Intranet rollouts are a chance to transform your work culture. If you build collaboration into your intranet you’ll ensure your community is always active. This starts with employee training, at rollout and beyond.

When it comes to new starters, make sure they use your intranet on their first day. At Twine, we get all new starters to introduce themselves in their team’s group. Whenever someone posts here, the entire team gets an email notification. This will prompt them to join in, turning this induction into the employee’s first successful collaboration.

When you’re up and running, start sending weekly internal newsletters. This could include interesting blogs, company updates and reminders about the knowledge library – one company using Twine even uses newsletters to organise photography competitions.

Keeping the momentum up

Over time, the members of your community will change, but with strong foundations you will be able to keep your employees active.

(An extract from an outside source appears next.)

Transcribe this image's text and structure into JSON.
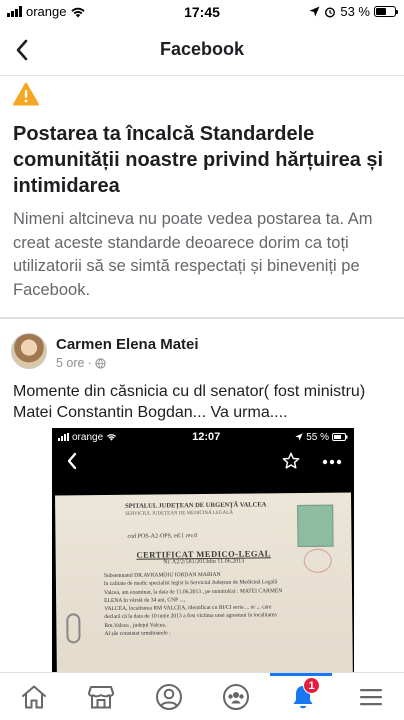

Build your intranet around them and they’ll keep it going for you.

And if you’re looking for the tools to start building your community, try a free demo of Twine.